2. An adhesive composition which in the dry state is a normally tacky and pressure-sensitive eucohesive adhesive adapted for use in pressure sensitive adhesive tape, comprising a heated blend of: (1) 100 parts of a synthetic rubbery polymer of the class consistin of polymers of esters of acrylic acid, esters of vinyl alcohol, and ethers of vinyl alcohol, having saturated terminal side chains of at least four carbon atoms with each of such terminal side chains linked to a single carbon atom through a single oxygen atom; (2) about 2-15 parts of a compatible, oilsoluble, heat-and-oil-reactive phenol-aldehyde resin; and (3) a compatible tackifier resin in an amount up to about 16 parts; said heated blend being firmer and more heat-resistant than the same blend unheated.
3. An adhesive composition according to claim 2 wherein the synthetic rubbery polymer is an acrylate ester polymer.
4. An adhesive composition according to claim 3 wherein the polymer is a copolymer of three Zinc oxide is highly parts 2-ethy1butyl acrylate and one part ethyl acrylate.
5. Pressure-sensitive adhesive tape comprising a flexible backing member carrying a coating of an adhesive according to claim 1.
6. Pressure-sensitive adhesive tape comprising a flexible backing member carrying a coating of an adhesive according to claim 2.
7. Pressure-sensitive adhesive tape comprising a flexible backing member carrying a coating of an adhesive according to claim 3.
8. Pressure-sensitive adhesive tape comprising a flexible backing member carrying a coating of an adhesive according to claim 4.

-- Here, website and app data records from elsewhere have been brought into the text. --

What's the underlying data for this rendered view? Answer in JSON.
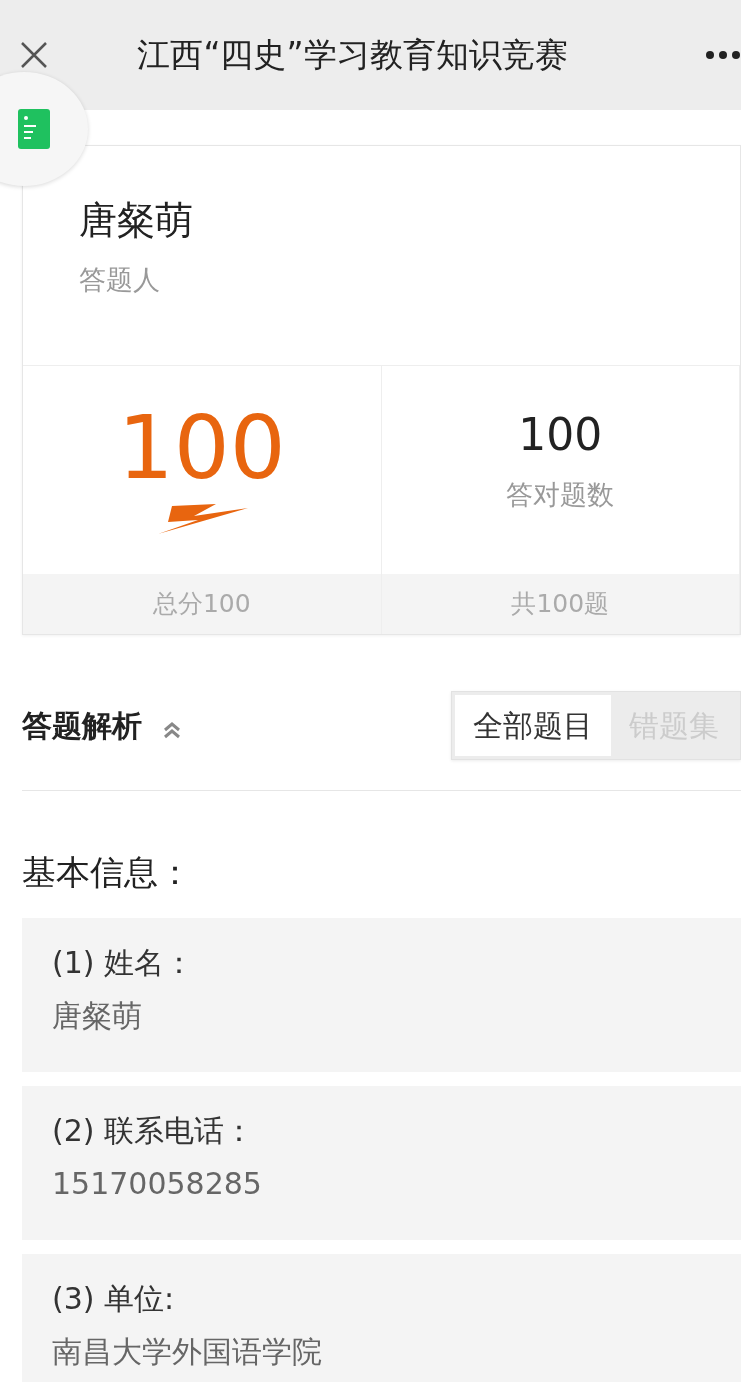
{
  "header": {
    "title": "江西“四史”学习教育知识竞赛"
  },
  "respondent": {
    "name": "唐粲萌",
    "label": "答题人"
  },
  "stats": [
    {
      "kind": "score",
      "value": "100",
      "footer": "总分100"
    },
    {
      "kind": "count",
      "value": "100",
      "caption": "答对题数",
      "footer": "共100题"
    }
  ],
  "analysis": {
    "title": "答题解析",
    "expanded": true,
    "tabs": [
      {
        "label": "全部题目",
        "selected": true
      },
      {
        "label": "错题集",
        "selected": false
      }
    ]
  },
  "basic_info": {
    "title": "基本信息：",
    "fields": [
      {
        "label": "(1) 姓名：",
        "value": "唐粲萌"
      },
      {
        "label": "(2) 联系电话：",
        "value": "15170058285"
      },
      {
        "label": "(3) 单位:",
        "value": "南昌大学外国语学院"
      }
    ]
  }
}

9. A pressure-sensitive adhesive tape wound upon itself in roll form, comprisin a flexible backing and, as a coating thereon, a normally tacky and pressure-sensitive adhesive composition comprised of a major proportion of a synthetic rubbery polymer of the class consisting of polymers of esters of acrylic acid, esters of vinyl alcohol, and ethers of vinyl alcohol, having saturated terminal side chains of at least four carbon atoms with each of such terminal side chains linked to a single carbon atom through an oxygen atom, and a minor proportion of a compatible, oil-soluble, heat-and-oil-reactive phenol-ald hyde resin.
10. A pressure-sensitive adhesive tape Wound upon itself in roll form, comprising a flexible backing and, as a coating thereon, a normally tacky and pressure-sensitive adhesive composition comprised of a heated blend of a major proportion of a synthetic rubbery polymer of the class consisting of polymers of esters of acrylic acid, esters of vinyl alcohol, and ethers of vinyl alcohol, having saturated terminal side chains of at least four carbon atoms with each of such terminal side chains linked to a single carbon atom through an oxygen atom, and a minor proportion of a compatible, oil-soluble, heat-and-oil-reactive phenol-aldehyde resin, said heated blend being firmer and more heat-resistant than the same blend unheamd.
' CLARENCE JOSEPH EBEL.
REFERENCES CITED The following references are of record in the file of this patent:
UNITED STATES PATENTS Number Name Date 2,336,792 Langkammerer et al. Dec. 14, 1943 2,396,098 Haas Mar. 5, 1946 2,410,053 Drew Oct. 29, 1946 2,415,901 Nelson Feb. 18, 1947 2,442,018 Quarles May 25, 1948 FOREIGN PATENTS Number Country Date 705,329 Germany Apr. 29, 1941 117,787 Australia Dec. 2, 1943 OTHER REFERENCES Strain et al.: Ind. 8: Eng. Chem., April 1939, pp. 382, 383.
Rothrock: Canadian Chem. and Process Industries, Sept. 1944, pp. 599 and 600.
Wakeman: The Chemistry of Commercial Plastics, Reinhold, 1947, pp. 470 and 471.